    What could cause such a time difference ? Are you printing much bigger ? Smaller f-stop ?
     
  14. baachitraka

    baachitraka Subscriber

    Messages:
    2,311
    Joined:
    Apr 6, 2011
    Location:
    Bremen, Germany.
    Shooter:
    Multi Format
    Burning was fun indeed. 1/2 stop = 32 secs.

    I know developer is not exhausted yet, since one print came really well after 2:30 mins which is normal for ECO 4812 developer.

    I will test again with fresh developer on coming weekend and see how it goes.

    Vario Classic seems slow paper @Grade 3 it is ISO 40 where as it is ISO 160 for MCC.
     
  15. ac12

    ac12 Member

    Messages:
    360
    Joined:
    Apr 27, 2010
    Location:
    SF Bay Area,
    Shooter:
    Multi Format
    As you are finding, it depends on the paper and chemicals.
    Some times you are stuck with the long exposure because of the paper, and there is really very little or nothing that you can do about it.

    On the M600 you can put in a 150 watt bulb, for more light. I use my M600 with a 75 watt bulb, because the 150 watt bulb is TOO bright, and results in very short exposure times.

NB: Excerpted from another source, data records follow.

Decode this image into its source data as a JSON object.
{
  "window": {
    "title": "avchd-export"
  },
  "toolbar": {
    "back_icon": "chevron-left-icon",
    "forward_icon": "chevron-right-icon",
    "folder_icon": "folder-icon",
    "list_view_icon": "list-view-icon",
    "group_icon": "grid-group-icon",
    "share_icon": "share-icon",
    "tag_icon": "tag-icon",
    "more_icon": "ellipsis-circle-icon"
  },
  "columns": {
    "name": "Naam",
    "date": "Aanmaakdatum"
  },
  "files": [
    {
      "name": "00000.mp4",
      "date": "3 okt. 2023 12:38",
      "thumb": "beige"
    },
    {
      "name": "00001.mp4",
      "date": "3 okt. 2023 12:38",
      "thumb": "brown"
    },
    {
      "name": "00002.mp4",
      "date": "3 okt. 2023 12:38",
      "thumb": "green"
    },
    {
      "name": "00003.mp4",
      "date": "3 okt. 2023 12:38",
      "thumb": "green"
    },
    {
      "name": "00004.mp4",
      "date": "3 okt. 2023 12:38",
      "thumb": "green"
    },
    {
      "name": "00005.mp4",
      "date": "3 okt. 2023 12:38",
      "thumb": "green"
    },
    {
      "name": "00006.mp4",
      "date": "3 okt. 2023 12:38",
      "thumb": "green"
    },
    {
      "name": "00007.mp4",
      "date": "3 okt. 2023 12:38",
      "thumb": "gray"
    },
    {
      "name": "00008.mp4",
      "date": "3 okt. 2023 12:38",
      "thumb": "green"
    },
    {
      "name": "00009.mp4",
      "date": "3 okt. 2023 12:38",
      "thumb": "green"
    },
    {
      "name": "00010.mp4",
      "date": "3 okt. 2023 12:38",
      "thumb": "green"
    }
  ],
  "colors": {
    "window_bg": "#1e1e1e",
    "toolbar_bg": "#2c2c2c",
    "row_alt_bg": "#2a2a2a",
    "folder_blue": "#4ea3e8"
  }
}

Then swap back the 75 watt bulb after you are done with the print using the 150 watt bulb. The smaller wattage also generates less heat.
     
  16. cliveh

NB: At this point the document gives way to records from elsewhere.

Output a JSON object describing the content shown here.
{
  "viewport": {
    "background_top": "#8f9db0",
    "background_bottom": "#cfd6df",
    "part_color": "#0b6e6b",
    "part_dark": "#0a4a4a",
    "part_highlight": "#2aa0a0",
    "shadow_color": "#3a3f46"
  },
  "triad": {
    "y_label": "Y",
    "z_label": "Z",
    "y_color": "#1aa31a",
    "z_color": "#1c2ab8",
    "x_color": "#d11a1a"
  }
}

    cliveh Subscriber

    Messages:
    4,707
    Joined:
    Oct 9, 2010
    Shooter:
    35mm RF
    I would suggest this neg is over exposed by at least 3 stops.
     
  17. pentaxuser

    pentaxuser Subscriber

    Messages:
    8,195
    Joined:
    May 9, 2005
    Location:
    Daventry, No
    Shooter:
    35mm
    I hadn't thought about this but it would certainly explain why the times are long. The key here is: are the negs really "meaty" looking and even if they are it depends on the OP's definition of this. If his negs have always been this way then my and your "meaty" is his normal.

    Maybe there is no way of getting to the "why" short of seeing the negs and even comparing them with yours and mine. Clive

    I know little about scanning but maybe a scan of the neg would help answer this?

    pentaxuser
     
  18. Thomas Bertilsson

    Thomas Bertilsson Subscriber

    Messages:
    15,203
    Joined:
    Jan 21, 2003
    Location:
    Minnesota
    Shooter:
    Multi Format
    Maybe 'overexposed' by some people's standards, but it could well be that OP gets exactly what they want this way.
    Many photographers rely on more exposure than box speed, as well as more developing time than recommended.
    Ralph Gibson comes to mind.
     
  19. cliveh

    cliveh Subscriber

    Messages:
    4,707
    Joined:
    Oct 9, 2010
    Shooter:
    35mm RF
    Chacun à son goût.
     
  20. Thomas Bertilsson

    Thomas Bertilsson Subscriber

    Messages:
    15,203
    Joined:
    Jan 21, 2003
    Location:
    Minnesota
    Shooter:
    Multi Format
    Absolument.
     
  21. Newt_on_Swings

    Newt_on_Swings Member

    Messages:
    2,129
    Joined:
    Mar 30, 2011
    Location:
    NYC
    Shooter:
    Multi Format
    I was testing some Kodaline paper the other day, and it had really really long exposures. The included data sheet stated that it was for mainly contact printing or reproduction of halftone images, though the box I had was 11x14. So it really depends on the paper, and as long as the image forms to your liking you are fine. I havent had a chance to try lith printing, but as of what I read their exposures are also very very long.
     
  22. baachitraka

    baachitraka Subscriber

    Messages:
    2,311
    Joined:
    Apr 6, 2011
    Location:
    Bremen, Germany.
    Shooter:
    Multi Format
    Like APX, Fomapan indeed require more exposure at-least a stop when developed in Rodinal 1+50 to get the good shadow details. For me negatives are not that dense at all.

    I will test again this weekend with and without graded filter.